SAFE is expected to clear the House easily, but the Senate will be a bigger challenge. Sen. Jeff Merkley (D-OR) and Sen. Cory Gardner (R-CO) just introduced SAFE in the Senate, with the support of 20 cosponsors, which is a great start; However, it is uncertain, though, whether it will ever emerge from committee or receive a vote on the Senate floor.But there is some good news, Treasury Secretary Steve Mnuchin recently called on Congress to provide a legislative fix for the banking issues facing the cannabis industry. “There is not a Treasury solution to this. There is not a regulator solution to this,” he said. “If this is something that Congress wants to look at on a bipartisan basis, I’d encourage you to do this. This is something where there is a conflict between federal and state law that we and the regulators have no way of dealing with.”
President Trump took a federalist view during his 2016 election campaign and supported the right of states to legalize marijuana, declaring he “personally” supports medical cannabis.
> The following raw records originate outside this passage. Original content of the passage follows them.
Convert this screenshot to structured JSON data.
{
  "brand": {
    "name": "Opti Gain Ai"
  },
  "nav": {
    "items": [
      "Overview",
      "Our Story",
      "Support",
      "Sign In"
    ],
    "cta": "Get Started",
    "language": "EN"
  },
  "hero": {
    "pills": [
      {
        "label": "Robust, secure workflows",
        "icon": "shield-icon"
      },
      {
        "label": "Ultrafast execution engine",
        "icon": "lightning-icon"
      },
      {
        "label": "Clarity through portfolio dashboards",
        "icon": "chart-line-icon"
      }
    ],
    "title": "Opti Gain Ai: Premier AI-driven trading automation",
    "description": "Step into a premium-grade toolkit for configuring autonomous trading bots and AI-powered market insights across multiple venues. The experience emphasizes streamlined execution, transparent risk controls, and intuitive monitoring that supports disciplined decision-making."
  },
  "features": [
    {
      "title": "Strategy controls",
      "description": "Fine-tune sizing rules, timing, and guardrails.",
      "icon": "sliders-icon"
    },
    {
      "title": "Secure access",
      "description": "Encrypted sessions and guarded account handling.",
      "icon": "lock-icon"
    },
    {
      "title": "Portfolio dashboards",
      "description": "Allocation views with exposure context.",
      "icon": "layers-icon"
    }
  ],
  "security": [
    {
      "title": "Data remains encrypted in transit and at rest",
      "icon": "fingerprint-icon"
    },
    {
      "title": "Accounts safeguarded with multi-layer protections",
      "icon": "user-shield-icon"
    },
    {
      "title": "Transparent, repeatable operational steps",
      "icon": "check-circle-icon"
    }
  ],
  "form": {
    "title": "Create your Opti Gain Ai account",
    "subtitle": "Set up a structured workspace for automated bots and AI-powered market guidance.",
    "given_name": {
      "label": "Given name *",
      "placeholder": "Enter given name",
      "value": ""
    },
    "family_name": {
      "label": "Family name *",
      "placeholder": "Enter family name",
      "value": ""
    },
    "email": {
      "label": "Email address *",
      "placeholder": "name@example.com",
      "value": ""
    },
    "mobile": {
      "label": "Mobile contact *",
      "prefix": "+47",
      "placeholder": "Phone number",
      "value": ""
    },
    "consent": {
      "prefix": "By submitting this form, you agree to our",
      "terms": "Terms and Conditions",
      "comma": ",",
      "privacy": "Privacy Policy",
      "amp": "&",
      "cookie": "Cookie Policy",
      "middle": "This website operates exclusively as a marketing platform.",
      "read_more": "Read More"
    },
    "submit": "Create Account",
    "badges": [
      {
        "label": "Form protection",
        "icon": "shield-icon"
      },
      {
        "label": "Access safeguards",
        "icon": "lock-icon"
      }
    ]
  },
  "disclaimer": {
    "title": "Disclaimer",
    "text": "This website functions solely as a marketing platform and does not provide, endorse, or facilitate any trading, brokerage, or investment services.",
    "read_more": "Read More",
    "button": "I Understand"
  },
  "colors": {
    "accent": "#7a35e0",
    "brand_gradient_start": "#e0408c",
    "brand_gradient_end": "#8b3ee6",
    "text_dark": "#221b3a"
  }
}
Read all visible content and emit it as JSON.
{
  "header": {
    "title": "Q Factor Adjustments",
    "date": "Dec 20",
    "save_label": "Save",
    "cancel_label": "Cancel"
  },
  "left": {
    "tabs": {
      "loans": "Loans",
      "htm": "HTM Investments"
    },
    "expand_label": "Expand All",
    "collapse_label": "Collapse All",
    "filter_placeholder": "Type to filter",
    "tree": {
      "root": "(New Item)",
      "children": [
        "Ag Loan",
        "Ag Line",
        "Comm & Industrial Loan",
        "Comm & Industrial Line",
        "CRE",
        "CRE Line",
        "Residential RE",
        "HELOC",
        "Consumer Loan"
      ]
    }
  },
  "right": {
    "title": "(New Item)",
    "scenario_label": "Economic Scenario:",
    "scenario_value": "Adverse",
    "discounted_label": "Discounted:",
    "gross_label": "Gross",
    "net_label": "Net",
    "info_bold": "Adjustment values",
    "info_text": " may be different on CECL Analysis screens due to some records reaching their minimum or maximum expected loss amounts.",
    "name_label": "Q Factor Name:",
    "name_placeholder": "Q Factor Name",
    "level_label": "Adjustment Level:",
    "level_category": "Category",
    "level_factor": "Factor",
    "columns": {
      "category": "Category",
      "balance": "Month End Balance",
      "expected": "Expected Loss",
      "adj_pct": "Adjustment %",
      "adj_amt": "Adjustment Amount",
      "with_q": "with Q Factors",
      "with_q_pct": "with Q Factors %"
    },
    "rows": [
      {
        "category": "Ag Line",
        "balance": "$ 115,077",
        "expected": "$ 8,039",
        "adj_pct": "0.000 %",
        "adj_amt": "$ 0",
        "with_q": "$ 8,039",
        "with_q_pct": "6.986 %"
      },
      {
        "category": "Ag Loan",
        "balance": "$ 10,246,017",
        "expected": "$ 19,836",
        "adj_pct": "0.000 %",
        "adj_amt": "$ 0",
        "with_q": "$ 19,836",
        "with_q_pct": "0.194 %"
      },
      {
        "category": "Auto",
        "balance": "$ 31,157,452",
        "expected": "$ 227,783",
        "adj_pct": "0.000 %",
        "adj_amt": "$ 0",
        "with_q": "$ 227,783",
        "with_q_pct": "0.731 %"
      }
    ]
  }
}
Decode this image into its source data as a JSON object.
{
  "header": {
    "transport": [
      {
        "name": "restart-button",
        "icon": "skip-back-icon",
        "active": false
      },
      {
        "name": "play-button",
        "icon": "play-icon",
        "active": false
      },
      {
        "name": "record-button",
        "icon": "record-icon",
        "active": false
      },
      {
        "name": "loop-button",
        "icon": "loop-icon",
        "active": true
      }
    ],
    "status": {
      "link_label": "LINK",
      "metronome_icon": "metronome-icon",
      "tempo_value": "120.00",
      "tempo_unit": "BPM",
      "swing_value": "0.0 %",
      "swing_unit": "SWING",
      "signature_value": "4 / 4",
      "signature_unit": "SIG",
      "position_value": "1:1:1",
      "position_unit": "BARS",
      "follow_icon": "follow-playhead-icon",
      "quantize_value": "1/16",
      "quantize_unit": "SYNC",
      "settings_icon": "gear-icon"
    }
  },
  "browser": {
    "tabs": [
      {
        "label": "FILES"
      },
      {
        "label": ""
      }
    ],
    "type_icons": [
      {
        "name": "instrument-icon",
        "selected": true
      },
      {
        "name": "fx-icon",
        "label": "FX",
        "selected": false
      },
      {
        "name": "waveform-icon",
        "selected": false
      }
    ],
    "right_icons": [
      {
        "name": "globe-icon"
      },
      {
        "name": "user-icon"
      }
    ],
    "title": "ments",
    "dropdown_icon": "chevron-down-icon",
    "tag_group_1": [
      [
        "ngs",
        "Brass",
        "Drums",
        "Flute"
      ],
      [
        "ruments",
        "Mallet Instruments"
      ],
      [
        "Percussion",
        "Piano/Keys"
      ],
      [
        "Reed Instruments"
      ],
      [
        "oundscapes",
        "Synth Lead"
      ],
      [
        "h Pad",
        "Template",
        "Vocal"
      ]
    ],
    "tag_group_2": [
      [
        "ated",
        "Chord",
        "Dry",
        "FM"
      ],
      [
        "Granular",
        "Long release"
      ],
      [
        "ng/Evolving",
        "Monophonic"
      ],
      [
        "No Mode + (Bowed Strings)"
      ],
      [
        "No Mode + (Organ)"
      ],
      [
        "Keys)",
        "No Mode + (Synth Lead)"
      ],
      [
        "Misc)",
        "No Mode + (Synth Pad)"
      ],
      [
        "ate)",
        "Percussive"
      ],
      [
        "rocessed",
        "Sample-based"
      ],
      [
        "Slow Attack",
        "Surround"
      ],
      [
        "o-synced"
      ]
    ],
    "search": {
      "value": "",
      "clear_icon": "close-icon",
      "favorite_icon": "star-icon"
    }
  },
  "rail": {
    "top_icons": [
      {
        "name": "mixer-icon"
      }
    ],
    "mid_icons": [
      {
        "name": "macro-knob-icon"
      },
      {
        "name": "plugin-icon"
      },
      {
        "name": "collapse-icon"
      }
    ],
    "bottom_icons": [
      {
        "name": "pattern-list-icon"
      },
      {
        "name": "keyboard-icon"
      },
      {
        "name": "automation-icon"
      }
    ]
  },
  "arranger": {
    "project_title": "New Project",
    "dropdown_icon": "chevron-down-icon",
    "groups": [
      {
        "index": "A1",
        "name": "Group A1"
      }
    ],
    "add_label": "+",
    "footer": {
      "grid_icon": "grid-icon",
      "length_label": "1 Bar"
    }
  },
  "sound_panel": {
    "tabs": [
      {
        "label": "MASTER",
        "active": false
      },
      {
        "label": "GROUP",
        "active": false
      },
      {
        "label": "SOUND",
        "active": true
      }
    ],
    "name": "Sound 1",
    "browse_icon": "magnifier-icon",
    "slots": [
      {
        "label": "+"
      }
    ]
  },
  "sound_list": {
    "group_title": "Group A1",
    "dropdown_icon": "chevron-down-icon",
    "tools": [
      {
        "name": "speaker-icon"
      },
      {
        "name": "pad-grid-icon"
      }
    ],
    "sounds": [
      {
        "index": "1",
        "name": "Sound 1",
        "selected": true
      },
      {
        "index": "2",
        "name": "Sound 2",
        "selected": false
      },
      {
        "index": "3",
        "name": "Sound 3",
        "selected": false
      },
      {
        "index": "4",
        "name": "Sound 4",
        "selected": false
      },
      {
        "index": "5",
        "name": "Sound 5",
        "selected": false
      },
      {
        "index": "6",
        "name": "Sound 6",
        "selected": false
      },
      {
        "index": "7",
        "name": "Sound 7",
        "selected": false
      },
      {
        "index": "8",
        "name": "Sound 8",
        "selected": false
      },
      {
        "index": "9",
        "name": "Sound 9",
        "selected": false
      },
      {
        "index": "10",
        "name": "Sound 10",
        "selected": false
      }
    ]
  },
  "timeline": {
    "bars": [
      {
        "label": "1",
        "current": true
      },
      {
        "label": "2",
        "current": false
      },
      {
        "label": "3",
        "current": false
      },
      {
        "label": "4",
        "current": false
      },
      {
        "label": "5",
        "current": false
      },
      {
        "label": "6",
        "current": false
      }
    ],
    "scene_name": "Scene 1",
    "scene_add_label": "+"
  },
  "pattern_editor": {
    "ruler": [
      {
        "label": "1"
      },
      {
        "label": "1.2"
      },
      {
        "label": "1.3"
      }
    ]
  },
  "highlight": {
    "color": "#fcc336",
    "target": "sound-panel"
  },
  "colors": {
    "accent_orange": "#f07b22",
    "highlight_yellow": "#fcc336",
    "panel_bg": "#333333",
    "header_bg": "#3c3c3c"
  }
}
Since the election, he has not made any major comments. The President did sign the 2018 Farm Bill—which legalized industrial hemp after decades of the crop being caught up in broader cannabis prohibition. Many insiders expect that if SAFE can survive the Senate, and a bipartisan bill reaches his desk, the President is likely to sign it.